(Rapaport…December 20, 2005) The U.N. General Assembly will vote on a resolution reaffirming the assembly’s support for the Kimberley Process Certification Scheme (KPCS) on December 20.
As part of the resolution, U.N. members will be asked to reaffirm their “strong and continuing support” for the KPCS as well as adopt KP recommendations regarding alluvial diamond mining, improving data gathering and reporting, and encouraging participating nations to receive voluntary KP review visits.
The resolution was introduced by the Russia Federation, which chairs the KP, and is co-signed by 30 countries including Namibia, Botswana, Canada, the Central African Republic, Lesotho, Sierra Leone, and South Africa.
The General Assembly reaffirmed strong U.N. support for the KP in a draft resolution on December 19, which said that illegally traded diamonds “can be directly linked to the fueling of armed conflict” and therefore “continued action to curb the trade in conflict diamonds is imperative.”
A report presented to the assembly by Russia’s ambassador to the U.N., Andrey Denisov, stated that 98 percent of the world’s trade in rough diamonds takes place between 45 nations that have signed the scheme. However, Denisov maintains that the process of eradicating global trade in conflict diamonds does not come without challenges. “It is a process that is in a sensitive area and it works to the extent that it can work,” he said. “So don’t expect something rapid.”
The KP is a joint government, NGO and international diamond industry initiative aimed at stopping the flow of rough diamonds used by rebel groups to finance wars, otherwise known as ‘conflict diamonds.’

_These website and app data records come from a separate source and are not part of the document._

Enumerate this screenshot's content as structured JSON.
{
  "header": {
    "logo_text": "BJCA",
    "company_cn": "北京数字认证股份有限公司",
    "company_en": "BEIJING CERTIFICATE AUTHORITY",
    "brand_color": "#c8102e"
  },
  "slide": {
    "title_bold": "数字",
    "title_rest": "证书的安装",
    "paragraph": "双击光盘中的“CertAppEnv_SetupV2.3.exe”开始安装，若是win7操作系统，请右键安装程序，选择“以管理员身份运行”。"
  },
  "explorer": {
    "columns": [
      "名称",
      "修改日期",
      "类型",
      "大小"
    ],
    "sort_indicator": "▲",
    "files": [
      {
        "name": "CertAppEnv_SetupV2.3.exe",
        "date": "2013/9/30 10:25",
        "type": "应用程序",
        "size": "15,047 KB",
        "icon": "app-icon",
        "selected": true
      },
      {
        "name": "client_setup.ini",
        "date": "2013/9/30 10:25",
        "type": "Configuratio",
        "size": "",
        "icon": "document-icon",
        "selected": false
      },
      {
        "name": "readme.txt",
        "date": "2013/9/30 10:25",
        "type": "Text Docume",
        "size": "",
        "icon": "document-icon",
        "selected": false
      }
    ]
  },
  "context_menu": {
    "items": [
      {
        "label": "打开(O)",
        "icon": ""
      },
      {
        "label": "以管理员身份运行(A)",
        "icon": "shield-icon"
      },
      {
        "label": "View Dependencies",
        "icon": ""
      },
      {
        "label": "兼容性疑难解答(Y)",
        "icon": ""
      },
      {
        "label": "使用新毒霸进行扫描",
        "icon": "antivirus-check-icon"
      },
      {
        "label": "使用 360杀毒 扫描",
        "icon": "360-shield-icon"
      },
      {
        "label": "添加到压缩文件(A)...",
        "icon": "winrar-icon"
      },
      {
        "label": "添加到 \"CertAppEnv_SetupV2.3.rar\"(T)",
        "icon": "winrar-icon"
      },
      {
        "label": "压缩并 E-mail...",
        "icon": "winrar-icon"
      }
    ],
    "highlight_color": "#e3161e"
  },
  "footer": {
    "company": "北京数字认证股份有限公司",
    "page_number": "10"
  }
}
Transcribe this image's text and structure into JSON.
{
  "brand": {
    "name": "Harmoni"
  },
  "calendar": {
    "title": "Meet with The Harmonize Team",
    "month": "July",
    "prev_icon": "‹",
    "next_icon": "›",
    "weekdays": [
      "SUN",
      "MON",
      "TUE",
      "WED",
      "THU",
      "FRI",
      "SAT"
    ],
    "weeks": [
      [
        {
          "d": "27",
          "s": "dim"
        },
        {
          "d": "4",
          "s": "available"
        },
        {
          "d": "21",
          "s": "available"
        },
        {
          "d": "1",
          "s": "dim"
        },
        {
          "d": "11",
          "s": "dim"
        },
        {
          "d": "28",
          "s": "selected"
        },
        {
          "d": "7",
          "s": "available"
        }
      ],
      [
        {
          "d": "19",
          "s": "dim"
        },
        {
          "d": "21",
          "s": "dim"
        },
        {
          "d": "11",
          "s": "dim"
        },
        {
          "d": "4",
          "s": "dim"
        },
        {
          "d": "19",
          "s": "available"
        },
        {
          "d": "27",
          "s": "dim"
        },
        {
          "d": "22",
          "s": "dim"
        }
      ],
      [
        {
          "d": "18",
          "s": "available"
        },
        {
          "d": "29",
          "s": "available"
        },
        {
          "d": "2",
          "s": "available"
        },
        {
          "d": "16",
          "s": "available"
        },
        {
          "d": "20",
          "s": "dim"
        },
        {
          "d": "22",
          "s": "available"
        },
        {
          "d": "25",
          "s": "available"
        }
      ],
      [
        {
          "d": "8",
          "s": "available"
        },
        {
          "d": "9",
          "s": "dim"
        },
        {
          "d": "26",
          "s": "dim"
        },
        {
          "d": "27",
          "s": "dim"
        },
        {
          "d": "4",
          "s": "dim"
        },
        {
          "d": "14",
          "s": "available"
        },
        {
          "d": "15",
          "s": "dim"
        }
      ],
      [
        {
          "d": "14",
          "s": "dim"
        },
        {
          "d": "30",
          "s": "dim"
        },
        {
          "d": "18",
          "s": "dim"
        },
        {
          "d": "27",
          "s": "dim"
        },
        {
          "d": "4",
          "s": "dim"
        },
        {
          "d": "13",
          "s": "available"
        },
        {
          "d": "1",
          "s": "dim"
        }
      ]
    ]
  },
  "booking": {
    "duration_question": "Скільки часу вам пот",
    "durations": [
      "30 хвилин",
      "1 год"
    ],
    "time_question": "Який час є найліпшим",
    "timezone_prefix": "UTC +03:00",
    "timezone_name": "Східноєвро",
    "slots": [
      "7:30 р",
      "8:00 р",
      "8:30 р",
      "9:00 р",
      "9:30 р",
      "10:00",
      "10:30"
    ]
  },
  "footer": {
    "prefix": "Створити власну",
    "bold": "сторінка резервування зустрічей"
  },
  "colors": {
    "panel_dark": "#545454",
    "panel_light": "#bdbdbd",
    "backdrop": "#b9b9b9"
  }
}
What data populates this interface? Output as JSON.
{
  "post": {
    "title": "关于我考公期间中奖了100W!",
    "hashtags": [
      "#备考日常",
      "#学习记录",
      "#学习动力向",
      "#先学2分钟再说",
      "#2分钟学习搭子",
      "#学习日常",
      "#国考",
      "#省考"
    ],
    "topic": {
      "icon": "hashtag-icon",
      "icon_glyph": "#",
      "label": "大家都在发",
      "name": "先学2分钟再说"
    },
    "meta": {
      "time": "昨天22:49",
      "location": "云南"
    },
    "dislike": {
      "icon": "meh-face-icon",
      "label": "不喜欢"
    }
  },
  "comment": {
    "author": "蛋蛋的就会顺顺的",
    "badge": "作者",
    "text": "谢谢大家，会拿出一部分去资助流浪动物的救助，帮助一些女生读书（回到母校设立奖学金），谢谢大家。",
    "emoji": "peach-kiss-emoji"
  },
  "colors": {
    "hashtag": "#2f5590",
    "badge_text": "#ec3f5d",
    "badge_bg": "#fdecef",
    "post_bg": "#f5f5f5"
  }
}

In 2005, Indonesia and Lebanon both joined the list of countries participating in the KP. Botswana is due to take over as chair of the KP in 2006.